START Extracted information
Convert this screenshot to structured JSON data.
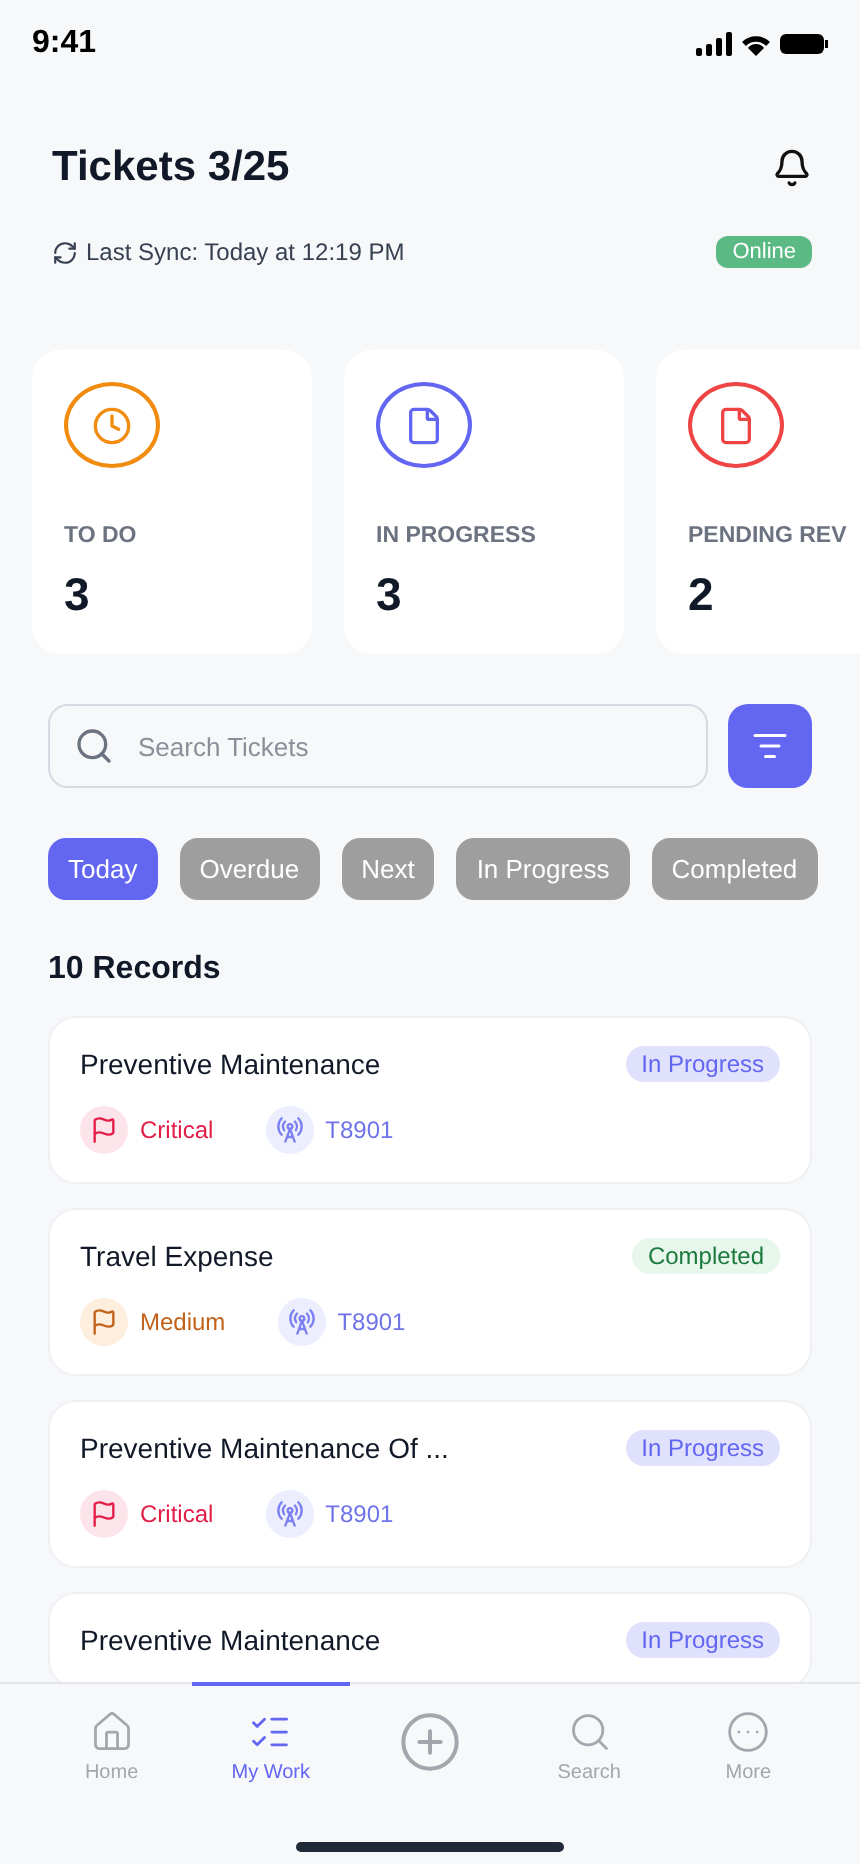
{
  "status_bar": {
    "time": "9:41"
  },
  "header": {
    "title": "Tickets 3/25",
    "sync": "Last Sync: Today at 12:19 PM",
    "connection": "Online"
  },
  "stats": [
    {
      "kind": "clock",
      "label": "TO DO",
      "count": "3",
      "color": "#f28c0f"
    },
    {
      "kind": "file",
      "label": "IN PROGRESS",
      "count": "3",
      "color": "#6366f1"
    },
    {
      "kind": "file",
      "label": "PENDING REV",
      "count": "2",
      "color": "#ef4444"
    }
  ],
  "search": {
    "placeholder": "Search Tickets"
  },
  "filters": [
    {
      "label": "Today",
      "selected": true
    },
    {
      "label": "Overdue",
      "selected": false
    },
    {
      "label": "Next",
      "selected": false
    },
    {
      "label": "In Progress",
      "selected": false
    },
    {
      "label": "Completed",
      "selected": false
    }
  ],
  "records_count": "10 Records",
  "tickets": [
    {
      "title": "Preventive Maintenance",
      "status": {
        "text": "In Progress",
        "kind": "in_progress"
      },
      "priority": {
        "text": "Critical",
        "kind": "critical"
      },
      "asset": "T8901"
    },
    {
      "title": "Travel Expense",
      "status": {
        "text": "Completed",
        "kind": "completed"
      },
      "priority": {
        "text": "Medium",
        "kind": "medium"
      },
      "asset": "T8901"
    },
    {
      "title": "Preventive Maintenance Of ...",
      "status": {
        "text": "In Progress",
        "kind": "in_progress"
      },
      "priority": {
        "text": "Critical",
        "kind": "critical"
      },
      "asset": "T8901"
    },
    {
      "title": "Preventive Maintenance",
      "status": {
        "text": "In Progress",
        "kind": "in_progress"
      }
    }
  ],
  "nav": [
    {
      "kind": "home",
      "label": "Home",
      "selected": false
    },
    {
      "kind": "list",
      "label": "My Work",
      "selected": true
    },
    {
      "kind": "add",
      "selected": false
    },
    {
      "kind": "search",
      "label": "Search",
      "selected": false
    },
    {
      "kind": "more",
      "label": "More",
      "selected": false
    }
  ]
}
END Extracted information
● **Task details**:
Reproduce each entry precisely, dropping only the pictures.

● **Completed task**:
Convert this screenshot to structured JSON data.
{
  "status_bar": {
    "time": "9:41"
  },
  "header": {
    "title": "Tickets 3/25",
    "sync": "Last Sync: Today at 12:19 PM",
    "connection": "Online"
  },
  "stats": [
    {
      "kind": "clock",
      "label": "TO DO",
      "count": "3",
      "color": "#f28c0f"
    },
    {
      "kind": "file",
      "label": "IN PROGRESS",
      "count": "3",
      "color": "#6366f1"
    },
    {
      "kind": "file",
      "label": "PENDING REV",
      "count": "2",
      "color": "#ef4444"
    }
  ],
  "search": {
    "placeholder": "Search Tickets"
  },
  "filters": [
    {
      "label": "Today",
      "selected": true
    },
    {
      "label": "Overdue",
      "selected": false
    },
    {
      "label": "Next",
      "selected": false
    },
    {
      "label": "In Progress",
      "selected": false
    },
    {
      "label": "Completed",
      "selected": false
    }
  ],
  "records_count": "10 Records",
  "tickets": [
    {
      "title": "Preventive Maintenance",
      "status": {
        "text": "In Progress",
        "kind": "in_progress"
      },
      "priority": {
        "text": "Critical",
        "kind": "critical"
      },
      "asset": "T8901"
    },
    {
      "title": "Travel Expense",
      "status": {
        "text": "Completed",
        "kind": "completed"
      },
      "priority": {
        "text": "Medium",
        "kind": "medium"
      },
      "asset": "T8901"
    },
    {
      "title": "Preventive Maintenance Of ...",
      "status": {
        "text": "In Progress",
        "kind": "in_progress"
      },
      "priority": {
        "text": "Critical",
        "kind": "critical"
      },
      "asset": "T8901"
    },
    {
      "title": "Preventive Maintenance",
      "status": {
        "text": "In Progress",
        "kind": "in_progress"
      }
    }
  ],
  "nav": [
    {
      "kind": "home",
      "label": "Home",
      "selected": false
    },
    {
      "kind": "list",
      "label": "My Work",
      "selected": true
    },
    {
      "kind": "add",
      "selected": false
    },
    {
      "kind": "search",
      "label": "Search",
      "selected": false
    },
    {
      "kind": "more",
      "label": "More",
      "selected": false
    }
  ]
}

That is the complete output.